Luckily, I know from my adventures in Easter-egg dying** that it is perfectly possible to create a dye from random things found in the kitchen. Which is why I dyed my playdough with blueberries and coffee.

I didn't really follow directions for this part. All I did was pour boiling water over about six frozen blueberries, then mash the berries and strain the resulting liquid off. And I used my spent coffee ground in the French press to make a some second-run coffee. 

Then I separated some of the thickened white dough into two chunks. I put one chunk back into the cooking pot with the blueberry water, mixed it all together, and cooked it some more until the dough had reached the proper consistency again. This made pink playdough, which made Poppy very happy.

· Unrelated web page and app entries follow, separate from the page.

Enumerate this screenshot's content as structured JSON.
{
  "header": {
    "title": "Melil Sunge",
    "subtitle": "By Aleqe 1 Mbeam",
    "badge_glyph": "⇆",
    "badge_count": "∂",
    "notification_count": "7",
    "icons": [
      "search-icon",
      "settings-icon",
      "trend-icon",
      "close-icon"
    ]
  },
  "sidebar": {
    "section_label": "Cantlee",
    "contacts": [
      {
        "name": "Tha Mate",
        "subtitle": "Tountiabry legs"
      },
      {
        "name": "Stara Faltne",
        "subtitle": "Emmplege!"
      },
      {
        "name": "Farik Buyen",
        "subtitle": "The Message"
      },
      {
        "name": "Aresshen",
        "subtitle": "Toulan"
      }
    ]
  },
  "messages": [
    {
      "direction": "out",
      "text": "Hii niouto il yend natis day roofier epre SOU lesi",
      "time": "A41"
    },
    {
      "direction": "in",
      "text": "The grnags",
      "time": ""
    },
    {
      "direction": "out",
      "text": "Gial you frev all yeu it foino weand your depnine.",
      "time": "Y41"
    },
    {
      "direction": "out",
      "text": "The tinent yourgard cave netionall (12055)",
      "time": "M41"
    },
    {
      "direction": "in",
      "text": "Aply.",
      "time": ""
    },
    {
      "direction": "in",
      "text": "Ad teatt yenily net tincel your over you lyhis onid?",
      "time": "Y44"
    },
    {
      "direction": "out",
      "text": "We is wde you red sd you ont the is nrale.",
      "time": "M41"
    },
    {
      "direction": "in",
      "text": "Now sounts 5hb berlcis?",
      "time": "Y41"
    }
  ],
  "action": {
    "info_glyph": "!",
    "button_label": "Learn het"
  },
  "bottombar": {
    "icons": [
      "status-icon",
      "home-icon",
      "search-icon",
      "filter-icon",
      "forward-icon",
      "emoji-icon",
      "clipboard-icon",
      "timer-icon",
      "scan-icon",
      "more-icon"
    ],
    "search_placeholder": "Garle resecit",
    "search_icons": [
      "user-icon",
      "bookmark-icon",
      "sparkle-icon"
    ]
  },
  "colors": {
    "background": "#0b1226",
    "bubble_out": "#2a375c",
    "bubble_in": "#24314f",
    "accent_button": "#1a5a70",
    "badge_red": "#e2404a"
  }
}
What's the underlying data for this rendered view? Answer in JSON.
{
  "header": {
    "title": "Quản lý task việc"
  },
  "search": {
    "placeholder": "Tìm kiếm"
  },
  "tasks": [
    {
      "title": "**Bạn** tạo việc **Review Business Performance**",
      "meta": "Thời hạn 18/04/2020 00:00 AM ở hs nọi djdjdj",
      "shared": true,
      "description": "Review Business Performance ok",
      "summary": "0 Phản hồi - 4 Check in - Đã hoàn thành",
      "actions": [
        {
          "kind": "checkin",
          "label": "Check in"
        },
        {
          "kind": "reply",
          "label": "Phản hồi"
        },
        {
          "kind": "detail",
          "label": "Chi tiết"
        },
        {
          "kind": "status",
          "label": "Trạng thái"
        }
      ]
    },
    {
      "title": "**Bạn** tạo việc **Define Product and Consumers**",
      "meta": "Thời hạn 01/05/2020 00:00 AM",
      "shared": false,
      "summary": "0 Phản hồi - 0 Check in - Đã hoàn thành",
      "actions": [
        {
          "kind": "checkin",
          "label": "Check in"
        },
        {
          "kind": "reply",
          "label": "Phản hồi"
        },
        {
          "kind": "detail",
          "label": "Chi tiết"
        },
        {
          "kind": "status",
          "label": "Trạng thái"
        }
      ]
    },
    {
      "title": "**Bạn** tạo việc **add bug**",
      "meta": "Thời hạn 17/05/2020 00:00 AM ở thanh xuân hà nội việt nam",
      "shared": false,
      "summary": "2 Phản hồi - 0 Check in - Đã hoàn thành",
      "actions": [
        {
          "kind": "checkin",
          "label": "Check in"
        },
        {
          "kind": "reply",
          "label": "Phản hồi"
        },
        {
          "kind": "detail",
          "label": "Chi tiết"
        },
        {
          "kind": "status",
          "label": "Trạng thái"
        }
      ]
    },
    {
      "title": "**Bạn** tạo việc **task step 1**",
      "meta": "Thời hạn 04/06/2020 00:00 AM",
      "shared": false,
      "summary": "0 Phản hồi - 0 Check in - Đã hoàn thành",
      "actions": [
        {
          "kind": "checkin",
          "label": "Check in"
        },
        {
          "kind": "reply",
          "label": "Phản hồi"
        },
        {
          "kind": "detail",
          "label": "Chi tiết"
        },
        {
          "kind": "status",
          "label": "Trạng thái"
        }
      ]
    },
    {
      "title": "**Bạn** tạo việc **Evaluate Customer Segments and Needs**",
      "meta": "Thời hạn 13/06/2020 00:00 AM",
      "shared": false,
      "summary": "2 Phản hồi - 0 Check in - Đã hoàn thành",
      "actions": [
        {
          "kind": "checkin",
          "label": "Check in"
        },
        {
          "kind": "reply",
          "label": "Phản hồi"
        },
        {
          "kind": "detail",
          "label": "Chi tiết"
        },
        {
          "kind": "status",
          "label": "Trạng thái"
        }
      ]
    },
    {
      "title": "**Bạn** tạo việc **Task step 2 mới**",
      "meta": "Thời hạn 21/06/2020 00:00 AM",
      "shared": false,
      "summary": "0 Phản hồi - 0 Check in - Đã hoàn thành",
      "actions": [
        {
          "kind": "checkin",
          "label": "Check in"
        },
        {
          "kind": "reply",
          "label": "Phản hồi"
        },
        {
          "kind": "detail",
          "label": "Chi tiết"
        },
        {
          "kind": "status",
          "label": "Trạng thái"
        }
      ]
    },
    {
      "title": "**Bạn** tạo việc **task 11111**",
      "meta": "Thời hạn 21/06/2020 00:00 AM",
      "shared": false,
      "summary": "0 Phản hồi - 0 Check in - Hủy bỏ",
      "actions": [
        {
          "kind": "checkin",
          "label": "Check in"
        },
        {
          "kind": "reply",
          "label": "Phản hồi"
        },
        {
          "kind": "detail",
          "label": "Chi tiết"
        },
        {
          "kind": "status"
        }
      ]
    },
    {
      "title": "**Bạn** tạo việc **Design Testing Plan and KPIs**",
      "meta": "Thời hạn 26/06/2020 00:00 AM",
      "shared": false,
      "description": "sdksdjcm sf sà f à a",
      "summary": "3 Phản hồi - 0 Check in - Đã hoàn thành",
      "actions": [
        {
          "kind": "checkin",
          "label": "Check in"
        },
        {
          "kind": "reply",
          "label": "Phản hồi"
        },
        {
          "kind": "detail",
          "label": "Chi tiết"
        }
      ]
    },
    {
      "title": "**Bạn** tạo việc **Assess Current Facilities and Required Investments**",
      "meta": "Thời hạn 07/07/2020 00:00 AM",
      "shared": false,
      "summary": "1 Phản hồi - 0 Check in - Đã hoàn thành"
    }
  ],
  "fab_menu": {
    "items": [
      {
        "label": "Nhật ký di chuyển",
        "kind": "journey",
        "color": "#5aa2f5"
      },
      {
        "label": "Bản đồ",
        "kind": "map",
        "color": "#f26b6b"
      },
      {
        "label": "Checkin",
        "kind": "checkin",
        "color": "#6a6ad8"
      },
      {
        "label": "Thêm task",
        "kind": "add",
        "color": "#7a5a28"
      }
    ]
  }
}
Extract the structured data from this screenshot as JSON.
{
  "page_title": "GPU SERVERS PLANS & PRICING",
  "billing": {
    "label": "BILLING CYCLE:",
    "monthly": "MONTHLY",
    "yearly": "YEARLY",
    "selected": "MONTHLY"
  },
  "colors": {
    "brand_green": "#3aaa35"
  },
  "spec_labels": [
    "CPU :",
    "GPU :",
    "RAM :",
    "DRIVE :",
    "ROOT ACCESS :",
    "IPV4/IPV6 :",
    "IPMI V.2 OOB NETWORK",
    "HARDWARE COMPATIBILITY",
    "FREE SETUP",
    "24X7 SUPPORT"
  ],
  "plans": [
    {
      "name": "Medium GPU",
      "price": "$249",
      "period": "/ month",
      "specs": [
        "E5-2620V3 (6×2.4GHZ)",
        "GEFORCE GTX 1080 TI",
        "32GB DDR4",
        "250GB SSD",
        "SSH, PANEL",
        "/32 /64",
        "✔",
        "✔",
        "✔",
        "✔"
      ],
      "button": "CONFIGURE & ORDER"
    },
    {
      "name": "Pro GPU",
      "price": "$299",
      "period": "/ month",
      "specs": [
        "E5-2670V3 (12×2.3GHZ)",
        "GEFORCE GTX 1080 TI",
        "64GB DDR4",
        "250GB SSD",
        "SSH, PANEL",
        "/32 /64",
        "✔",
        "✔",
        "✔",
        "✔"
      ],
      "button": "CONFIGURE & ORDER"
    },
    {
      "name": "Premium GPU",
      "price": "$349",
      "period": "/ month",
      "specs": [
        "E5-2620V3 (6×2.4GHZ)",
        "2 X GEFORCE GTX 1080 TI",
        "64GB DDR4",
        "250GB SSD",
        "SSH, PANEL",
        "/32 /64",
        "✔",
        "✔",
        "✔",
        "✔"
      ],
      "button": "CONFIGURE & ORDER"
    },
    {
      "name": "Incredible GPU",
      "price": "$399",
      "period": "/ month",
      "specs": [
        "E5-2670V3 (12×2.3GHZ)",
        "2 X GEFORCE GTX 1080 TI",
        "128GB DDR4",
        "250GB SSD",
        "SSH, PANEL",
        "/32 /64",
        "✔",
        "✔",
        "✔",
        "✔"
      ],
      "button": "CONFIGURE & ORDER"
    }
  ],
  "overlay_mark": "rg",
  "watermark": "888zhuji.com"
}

I did the same with the coffee water, although I think I added too much of the water to that color, so it was a little wetter. It never did get drier, even with more cooking and kneading in extra flour. It was still usable though. And that made brown.

Colored playdough! Yay me!

If you want to try this, I would say you only need a few tablespoons of the dyed water for about a cup of the dough.

I thought about making yellow with curry powder, but then I thought how curry powder stains and decided I really didn't want to have my children handling that at all.

The pink blueberry playdough is a little more damp than the white, and the brown coffee was more damp than the pink. But it was all a hit.

Playdough table and chairs made by my dad, table cover courtesy of a really cheap and awful shower curtain liner from a dollar store that I use to cover the kitchen table when the kids paint.

It was a little bit of effort, but now I have three bags of playdough (in quart-size ziptop bags that I wash and re-use) that I did not have to pay for, that do not smell weird, and that did not create any further plastic trash. Hooray.

* Because it was the first one that came up when I searched for a homemade playdough recipe. That's about as much research as I ever put into recipes, to be honest.

** This just reminded me that I should have tried using paprika to make orange. Next time.

Sunday, December 19, 2021

Snapshots: Let's Go To the Tree Lot!

Of course, this being a very remote corner of New Mexico, our "tree lot" looks like this:

No sleigh rides and $5 hot cocoa here.

Just a dirt tank with, surprisingly, a little water still in it from the last rain we had, uh, two months ago.

Jasper came too, of course. 

There's the tree!

Then back to Adventure Van we go. (I will never stop being amazed at the absolutely saturated blue of the New Mexico sky.)

Decorating . . .

Putting on the star . . .

All done!

A small tree, but cheery.

There you have it! Our annual Christmas tree adventure, snapshotted.